[Exercise data Boundary: Start]

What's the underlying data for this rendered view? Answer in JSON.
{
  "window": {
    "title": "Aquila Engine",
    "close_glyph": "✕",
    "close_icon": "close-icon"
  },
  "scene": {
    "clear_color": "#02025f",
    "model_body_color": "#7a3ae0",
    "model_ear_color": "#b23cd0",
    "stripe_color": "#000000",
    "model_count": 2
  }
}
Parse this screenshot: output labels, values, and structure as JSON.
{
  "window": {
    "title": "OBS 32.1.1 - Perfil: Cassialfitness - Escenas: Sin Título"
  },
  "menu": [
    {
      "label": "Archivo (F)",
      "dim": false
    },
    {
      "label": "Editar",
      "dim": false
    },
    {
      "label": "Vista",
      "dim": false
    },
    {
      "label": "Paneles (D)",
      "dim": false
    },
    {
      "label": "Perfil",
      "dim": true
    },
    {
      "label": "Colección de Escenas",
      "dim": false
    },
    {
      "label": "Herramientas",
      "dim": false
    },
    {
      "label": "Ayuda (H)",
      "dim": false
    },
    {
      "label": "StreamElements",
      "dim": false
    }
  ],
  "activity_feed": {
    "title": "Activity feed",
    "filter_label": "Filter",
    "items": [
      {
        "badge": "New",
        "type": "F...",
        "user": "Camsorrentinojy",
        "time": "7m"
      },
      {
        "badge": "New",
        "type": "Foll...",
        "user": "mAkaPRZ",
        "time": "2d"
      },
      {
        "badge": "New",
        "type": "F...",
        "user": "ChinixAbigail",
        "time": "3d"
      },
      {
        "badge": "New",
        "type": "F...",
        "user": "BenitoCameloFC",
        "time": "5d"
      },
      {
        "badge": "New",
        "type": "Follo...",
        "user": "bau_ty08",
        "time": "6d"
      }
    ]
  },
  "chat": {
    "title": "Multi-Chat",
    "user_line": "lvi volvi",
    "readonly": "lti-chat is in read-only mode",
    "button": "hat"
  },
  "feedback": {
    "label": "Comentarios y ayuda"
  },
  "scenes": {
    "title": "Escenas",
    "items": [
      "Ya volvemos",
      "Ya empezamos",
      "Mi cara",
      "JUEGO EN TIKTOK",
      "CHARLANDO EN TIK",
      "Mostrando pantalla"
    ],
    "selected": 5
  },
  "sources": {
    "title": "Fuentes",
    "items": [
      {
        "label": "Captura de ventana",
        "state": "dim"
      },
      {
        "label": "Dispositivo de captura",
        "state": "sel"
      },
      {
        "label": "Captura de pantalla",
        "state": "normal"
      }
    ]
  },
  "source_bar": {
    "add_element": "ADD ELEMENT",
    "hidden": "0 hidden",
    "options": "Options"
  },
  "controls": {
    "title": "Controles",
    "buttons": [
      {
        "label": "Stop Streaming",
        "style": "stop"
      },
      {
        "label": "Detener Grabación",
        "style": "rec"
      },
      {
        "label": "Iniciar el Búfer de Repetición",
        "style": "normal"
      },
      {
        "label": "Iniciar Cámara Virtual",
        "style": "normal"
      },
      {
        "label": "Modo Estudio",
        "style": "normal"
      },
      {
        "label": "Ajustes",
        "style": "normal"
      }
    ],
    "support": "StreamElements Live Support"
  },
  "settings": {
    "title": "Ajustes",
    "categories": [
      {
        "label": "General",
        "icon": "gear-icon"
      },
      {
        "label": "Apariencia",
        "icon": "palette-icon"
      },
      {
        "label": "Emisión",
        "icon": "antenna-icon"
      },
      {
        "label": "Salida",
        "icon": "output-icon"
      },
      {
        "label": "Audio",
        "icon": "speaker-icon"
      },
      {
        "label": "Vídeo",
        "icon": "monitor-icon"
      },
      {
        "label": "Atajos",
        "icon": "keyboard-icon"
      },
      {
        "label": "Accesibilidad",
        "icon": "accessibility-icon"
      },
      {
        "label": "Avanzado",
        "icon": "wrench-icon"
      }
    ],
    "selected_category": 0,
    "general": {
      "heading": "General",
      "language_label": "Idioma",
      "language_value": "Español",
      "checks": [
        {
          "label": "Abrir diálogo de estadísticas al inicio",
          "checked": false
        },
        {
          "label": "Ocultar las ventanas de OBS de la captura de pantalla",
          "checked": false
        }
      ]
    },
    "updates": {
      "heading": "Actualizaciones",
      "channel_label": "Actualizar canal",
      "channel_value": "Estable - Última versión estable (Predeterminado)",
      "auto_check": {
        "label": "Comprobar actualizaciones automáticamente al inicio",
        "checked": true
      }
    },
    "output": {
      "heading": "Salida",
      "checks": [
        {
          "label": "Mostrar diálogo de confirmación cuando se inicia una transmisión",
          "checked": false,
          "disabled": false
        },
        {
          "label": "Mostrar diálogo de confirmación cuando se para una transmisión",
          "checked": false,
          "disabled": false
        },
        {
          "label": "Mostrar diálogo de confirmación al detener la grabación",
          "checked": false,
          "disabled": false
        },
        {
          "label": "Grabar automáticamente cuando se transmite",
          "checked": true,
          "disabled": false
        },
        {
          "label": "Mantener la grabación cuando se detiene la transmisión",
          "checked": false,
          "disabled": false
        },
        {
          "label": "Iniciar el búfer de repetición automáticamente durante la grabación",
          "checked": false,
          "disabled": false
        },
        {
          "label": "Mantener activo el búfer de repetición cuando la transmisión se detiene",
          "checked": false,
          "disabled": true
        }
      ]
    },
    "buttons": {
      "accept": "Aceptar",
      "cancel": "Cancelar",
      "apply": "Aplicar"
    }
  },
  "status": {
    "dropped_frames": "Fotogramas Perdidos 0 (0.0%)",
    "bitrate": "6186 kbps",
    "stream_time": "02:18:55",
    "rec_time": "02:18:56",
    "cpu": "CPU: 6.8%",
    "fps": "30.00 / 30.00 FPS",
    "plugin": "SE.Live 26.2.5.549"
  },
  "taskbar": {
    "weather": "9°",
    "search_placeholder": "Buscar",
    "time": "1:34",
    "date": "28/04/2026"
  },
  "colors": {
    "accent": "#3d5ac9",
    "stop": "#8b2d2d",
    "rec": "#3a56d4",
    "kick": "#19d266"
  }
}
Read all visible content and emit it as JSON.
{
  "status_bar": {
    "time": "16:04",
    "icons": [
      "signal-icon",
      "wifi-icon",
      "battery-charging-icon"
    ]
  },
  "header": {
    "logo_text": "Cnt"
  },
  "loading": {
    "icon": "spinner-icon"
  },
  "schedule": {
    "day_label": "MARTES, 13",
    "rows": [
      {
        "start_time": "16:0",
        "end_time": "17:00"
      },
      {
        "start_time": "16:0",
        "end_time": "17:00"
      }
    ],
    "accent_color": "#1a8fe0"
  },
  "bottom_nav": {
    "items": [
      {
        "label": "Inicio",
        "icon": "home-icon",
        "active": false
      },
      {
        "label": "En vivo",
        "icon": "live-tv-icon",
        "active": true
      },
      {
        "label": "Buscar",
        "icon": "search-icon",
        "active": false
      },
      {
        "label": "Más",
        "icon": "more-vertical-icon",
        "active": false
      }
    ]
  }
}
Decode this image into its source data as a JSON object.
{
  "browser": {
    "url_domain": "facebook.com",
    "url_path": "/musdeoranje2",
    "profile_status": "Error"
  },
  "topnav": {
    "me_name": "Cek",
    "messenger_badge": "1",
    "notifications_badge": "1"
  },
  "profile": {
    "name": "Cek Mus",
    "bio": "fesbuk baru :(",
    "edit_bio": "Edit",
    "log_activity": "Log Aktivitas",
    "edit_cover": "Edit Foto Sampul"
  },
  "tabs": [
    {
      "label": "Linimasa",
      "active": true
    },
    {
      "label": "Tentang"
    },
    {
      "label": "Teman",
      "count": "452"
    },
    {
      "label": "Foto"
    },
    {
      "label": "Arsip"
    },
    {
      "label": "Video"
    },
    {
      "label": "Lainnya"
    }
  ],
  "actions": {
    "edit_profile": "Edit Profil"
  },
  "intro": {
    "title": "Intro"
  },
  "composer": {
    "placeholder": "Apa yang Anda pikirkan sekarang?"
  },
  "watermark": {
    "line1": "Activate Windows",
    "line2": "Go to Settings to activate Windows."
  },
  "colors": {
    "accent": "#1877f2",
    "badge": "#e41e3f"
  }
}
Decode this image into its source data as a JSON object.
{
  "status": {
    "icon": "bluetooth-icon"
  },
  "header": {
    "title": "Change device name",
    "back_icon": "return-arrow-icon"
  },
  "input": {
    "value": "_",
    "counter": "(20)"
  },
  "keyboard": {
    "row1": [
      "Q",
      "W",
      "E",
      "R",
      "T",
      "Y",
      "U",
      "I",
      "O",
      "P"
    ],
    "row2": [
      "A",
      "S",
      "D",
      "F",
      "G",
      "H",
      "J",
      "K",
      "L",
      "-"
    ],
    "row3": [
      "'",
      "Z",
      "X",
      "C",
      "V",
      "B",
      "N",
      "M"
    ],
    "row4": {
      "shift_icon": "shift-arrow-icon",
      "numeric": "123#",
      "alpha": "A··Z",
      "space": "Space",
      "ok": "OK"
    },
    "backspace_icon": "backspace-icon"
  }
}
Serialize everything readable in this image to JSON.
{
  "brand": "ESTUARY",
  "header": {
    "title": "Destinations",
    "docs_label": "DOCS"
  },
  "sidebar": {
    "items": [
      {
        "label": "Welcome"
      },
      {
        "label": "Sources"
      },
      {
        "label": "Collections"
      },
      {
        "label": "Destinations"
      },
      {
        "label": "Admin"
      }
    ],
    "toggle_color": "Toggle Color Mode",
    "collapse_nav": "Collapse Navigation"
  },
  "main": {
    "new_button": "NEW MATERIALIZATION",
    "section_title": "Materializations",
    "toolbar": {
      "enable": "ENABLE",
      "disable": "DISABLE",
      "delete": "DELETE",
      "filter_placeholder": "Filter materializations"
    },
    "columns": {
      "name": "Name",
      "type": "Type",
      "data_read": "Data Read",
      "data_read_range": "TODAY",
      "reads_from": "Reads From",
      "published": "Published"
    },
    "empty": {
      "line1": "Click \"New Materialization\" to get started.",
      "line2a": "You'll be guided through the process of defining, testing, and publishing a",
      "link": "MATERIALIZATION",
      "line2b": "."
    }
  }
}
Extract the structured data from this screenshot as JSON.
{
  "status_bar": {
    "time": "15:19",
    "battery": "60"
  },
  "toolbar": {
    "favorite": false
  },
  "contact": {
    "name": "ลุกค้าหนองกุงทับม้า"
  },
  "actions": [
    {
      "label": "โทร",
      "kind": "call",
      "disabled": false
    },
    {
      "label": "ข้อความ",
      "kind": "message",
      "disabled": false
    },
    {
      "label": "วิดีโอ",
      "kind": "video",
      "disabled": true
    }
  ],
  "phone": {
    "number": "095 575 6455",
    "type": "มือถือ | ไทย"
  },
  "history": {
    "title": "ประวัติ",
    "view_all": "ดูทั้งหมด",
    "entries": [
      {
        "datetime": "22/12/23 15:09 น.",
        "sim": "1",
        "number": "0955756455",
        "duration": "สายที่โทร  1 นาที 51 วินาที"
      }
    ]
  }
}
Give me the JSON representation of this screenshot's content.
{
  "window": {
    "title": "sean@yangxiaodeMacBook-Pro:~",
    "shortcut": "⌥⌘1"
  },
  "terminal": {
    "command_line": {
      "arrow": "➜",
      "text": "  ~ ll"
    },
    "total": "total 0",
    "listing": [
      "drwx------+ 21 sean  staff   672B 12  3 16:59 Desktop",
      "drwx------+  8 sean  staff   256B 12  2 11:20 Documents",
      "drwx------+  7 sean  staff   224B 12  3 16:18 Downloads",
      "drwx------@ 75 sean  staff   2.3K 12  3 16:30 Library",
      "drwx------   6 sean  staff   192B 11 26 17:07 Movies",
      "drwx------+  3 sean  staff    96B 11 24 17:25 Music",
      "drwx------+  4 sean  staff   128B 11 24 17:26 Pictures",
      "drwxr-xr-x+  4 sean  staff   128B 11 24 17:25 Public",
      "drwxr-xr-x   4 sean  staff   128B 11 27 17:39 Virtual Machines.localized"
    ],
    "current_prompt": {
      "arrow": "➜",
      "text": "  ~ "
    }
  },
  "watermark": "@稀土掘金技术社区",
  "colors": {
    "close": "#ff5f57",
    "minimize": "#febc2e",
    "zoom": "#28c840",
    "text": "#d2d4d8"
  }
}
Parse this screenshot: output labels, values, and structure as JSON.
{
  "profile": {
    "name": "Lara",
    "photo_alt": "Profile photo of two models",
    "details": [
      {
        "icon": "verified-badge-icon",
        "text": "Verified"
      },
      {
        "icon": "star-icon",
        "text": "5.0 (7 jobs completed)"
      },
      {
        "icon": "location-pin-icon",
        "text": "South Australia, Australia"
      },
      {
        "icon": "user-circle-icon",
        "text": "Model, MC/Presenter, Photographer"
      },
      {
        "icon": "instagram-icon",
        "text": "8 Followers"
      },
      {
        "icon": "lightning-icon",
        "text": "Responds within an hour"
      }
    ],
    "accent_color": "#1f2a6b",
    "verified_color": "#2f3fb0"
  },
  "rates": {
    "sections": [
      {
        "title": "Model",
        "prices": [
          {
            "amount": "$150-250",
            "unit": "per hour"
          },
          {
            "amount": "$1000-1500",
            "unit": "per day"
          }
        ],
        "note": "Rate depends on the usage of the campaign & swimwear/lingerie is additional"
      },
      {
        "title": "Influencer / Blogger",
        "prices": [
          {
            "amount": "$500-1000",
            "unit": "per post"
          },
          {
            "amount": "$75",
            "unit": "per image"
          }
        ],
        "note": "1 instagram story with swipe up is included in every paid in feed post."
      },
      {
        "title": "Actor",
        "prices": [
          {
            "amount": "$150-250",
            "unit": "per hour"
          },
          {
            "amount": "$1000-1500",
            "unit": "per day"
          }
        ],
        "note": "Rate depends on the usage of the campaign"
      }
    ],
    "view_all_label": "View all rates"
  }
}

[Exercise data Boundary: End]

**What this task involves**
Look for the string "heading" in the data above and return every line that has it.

**Solution for this problem**
      "heading": "General",
      "heading": "Actualizaciones",
      "heading": "Salida",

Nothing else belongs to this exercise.